PANAMA CITY, Panama -- A wretched stench permeates th air around this city's 86-year-old maximum-security prison -- built for 250 inmates, now holding 1,200 men.
More than 85 percent have never been tried. Many have been awaiting trial for five years or more. Still more have been waiting 18 months, ever since President Bush launched the U.S. invasion to "restore democracy and justice to Panama."
Lunatics, AIDS victims, drunks, drug addicts, cronies of former Panamanian strongman Manuel Antonio Noriega, murderers, vagrants, petty thieves and dope dealers, all crowd under the red tin roof in the humid, 90-degree heat.
The U.S.-built Modelo Prison and Panama's 43 other jails and provincial lockups provide the only point upon which every Panamanian politician can agree: With nearly 80 percent of its 3,744 prisoners awaiting trial, the system is a scandal, the rear end of a judicial system gone awry.
* Politically appointed justices of the peace, many of them non-lawyers, routinely sentence minor offenders to the Modelo maximum-security prison or to the penal colony on Coiba Island because there is nowhere else to send them.
* People can be detained for years on the strength of a "denuncia," or criminal complaint, that results in an investigation by the attorney general's office. The investigation may ultimately find the person innocent. More than 17,000 denuncias were lodged in the first nine months after the U.S. invasion on Dec. 20, 1989.
* Prisoners' appeals and other Supreme Court records were destroyed in the invasion, forcing lawyers and judges to try to reconstruct documents while the prisoners wait.
* Inmate records at the Modelo Prison were sacked in the invasion, and all the prisoners fled. Police said they knew who the prisoners were and recaptured them. The Modelo population has jumped from 600 in the last days of the Noriega regime to about 1,200 today.
* If a suspect has powerful friends, money and a good lawyer, he can avoid jail altogether. The country's former police chief was recently released from jail because of a minor ear infection and placed under house arrest. Poor defendants rarely have a
lawyer. There are only 20 public defenders for the whole country.
* Of the 50 or so Noriega military men and civilians awaiting trial, only one has been convicted -- of a crime unrelated to the old regime. Many view themselves as "prisoners of war" whose only crime was to defend the country from a foreign invader.
"Hundreds if not thousands of Panamanians who have not been tried, who may never be tried and who, if tried, may never be convicted, are nevertheless incarcerated, usually more than a year, in seriously overcrowded prisons," said an April report by Americas Watch, a New York-based human rights group.
"In many cases, the time spent in jail already exceeds the time they would have spent had they been tried and convicted," the report said.
* Recently, the government for the first time allowed a group of foreign journalists to visit the Modelo Prison.
In the prison's bowels are the security cells for troublesome inmates.
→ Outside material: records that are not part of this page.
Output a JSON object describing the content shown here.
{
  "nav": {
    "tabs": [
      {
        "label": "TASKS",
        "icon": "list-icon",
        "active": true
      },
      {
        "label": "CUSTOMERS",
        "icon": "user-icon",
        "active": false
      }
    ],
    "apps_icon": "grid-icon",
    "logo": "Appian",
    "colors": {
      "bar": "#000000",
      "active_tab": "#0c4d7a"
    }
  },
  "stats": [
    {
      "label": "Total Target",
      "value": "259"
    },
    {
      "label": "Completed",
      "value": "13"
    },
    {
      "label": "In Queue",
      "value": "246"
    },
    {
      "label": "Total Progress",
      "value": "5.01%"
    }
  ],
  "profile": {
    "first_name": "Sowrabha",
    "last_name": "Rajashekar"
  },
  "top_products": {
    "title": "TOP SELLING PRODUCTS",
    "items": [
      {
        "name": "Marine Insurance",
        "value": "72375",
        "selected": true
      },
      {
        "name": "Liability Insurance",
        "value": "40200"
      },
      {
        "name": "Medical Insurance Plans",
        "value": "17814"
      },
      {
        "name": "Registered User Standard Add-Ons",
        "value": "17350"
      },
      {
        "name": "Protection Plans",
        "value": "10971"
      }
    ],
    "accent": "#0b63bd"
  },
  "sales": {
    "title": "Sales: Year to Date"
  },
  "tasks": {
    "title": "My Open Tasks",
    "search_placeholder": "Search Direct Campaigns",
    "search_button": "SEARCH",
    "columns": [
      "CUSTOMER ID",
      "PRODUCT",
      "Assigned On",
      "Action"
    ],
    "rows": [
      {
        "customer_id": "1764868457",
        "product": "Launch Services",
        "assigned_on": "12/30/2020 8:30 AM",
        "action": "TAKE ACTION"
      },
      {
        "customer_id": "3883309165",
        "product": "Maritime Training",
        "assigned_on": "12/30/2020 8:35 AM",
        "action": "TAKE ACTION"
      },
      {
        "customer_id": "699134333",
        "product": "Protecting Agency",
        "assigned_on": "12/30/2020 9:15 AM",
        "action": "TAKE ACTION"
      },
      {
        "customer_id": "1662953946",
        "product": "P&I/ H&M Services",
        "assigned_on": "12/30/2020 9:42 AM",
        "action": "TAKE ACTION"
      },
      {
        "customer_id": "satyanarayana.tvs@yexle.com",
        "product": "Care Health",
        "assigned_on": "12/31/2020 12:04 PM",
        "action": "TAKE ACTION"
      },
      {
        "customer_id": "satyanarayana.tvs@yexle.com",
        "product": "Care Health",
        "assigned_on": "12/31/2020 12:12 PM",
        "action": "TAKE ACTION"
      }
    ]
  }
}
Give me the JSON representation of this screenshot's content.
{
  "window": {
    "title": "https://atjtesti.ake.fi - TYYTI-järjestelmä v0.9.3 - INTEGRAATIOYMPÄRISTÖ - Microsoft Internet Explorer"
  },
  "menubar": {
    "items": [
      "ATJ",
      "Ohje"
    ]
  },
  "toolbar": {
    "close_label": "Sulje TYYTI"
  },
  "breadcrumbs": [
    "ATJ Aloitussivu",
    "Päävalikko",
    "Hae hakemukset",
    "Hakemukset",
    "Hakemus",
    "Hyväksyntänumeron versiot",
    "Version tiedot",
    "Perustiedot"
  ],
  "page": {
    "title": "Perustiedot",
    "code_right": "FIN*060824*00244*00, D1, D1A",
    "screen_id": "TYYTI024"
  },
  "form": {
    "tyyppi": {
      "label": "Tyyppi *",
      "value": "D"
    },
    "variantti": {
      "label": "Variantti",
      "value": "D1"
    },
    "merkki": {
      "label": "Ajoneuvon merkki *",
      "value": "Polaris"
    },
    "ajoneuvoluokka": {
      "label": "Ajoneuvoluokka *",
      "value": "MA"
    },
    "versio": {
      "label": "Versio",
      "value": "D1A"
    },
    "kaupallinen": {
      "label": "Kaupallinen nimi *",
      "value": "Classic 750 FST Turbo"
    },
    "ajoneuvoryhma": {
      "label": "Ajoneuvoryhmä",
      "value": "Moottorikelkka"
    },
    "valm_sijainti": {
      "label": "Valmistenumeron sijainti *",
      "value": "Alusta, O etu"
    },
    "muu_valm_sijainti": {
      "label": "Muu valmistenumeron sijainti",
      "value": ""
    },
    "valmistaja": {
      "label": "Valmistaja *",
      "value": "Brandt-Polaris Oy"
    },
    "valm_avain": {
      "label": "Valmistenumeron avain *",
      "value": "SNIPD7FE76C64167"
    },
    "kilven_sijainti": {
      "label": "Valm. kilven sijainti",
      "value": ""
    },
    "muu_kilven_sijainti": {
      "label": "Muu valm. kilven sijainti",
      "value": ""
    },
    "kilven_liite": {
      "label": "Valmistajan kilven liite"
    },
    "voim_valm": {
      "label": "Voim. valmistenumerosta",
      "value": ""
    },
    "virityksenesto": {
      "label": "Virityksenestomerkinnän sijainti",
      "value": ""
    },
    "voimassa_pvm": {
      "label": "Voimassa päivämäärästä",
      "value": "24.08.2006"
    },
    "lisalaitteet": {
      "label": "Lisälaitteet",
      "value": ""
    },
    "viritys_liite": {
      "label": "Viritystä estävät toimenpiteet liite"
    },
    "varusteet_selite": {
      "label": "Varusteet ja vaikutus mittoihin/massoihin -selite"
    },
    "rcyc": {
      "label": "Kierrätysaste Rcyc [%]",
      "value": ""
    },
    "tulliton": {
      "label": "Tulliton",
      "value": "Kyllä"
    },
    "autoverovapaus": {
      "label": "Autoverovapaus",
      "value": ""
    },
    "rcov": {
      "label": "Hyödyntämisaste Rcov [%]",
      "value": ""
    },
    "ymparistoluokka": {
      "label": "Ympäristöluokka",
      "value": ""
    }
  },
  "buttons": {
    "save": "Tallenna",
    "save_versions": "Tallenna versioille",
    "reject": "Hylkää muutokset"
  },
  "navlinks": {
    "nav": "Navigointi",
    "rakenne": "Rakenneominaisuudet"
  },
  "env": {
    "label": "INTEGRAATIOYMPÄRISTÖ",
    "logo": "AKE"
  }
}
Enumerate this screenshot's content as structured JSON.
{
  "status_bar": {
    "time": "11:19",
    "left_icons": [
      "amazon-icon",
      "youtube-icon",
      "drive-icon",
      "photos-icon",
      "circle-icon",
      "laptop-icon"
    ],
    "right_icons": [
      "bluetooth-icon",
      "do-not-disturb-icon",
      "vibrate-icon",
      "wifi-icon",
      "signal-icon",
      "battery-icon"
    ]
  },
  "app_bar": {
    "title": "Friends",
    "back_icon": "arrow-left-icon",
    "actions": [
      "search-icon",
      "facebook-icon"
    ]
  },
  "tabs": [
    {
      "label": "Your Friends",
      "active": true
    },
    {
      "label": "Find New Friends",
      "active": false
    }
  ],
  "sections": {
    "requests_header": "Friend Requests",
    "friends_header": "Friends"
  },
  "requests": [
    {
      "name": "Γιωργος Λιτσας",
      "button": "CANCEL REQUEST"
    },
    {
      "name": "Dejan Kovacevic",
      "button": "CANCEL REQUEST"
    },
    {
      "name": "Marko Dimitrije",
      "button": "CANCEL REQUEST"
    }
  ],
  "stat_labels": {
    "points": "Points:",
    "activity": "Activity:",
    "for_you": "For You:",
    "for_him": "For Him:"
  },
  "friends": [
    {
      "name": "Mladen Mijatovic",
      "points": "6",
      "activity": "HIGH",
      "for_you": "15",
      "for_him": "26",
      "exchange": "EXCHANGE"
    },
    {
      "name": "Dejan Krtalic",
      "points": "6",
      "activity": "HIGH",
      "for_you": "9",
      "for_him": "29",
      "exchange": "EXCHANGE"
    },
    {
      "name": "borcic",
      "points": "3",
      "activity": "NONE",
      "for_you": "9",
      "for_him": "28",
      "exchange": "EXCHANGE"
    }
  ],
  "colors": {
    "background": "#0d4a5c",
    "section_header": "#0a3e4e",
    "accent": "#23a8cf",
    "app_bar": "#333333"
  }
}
The faces peer out of the grille at the top of the door. A single light bulb shines behind them, casting shadows in the dimly lighted corridor.
"They kept me in the dark in one of those cells for six months without a chance to get outside," says Benjamin Colamarco, the former head of the Dignity Battalion, the Noriega paramilitary force, who is now kept in more comfortable quarters.
Nearby, an AIDS patient is dying slowly. The warden had won his release on humanitarian grounds, but there were no funds to send him home to his family near the Costa Rican border. There is no money to screen prisoners for the virus that causes acquired immune deficiency syndrome. The 17 AIDS patients are segregated from the general prison population, as are homosexuals.
A few doors away, violent psychotics are restrained in their cells. Almost none has access to modern anti-depressive drugs. Panama has no mental health facilities for them,nor for the prison's drug addicts.
A madman wanders down the corridor, talking about Santa Claus.
There is one doctor for the whole prison.
* The second floor is different. Its dormitory wing houses 24 well-to-do prisoners, including Mr. Colamarco and Jaime Simmons, the former head of the national savings bank under General Noriega. Here the well-dressed prisoners are allowed televisions and radios.
Since the invasion, Mr. Colamarco has been awaiting trial on treason charges stemming from what he says was "harassment of American troops."
Mr. Colamarco refers to himself as a prisoner of war and has appealed his treatment to the Organization of American States, contending that he is a "patriot who tried to defend my country."
Mr. Simmons says the charge he faces of stealing from the bank would get him only six months in jail or a $150 fine. "I have been here 18 months, and there is still no indication when I will get out," he says.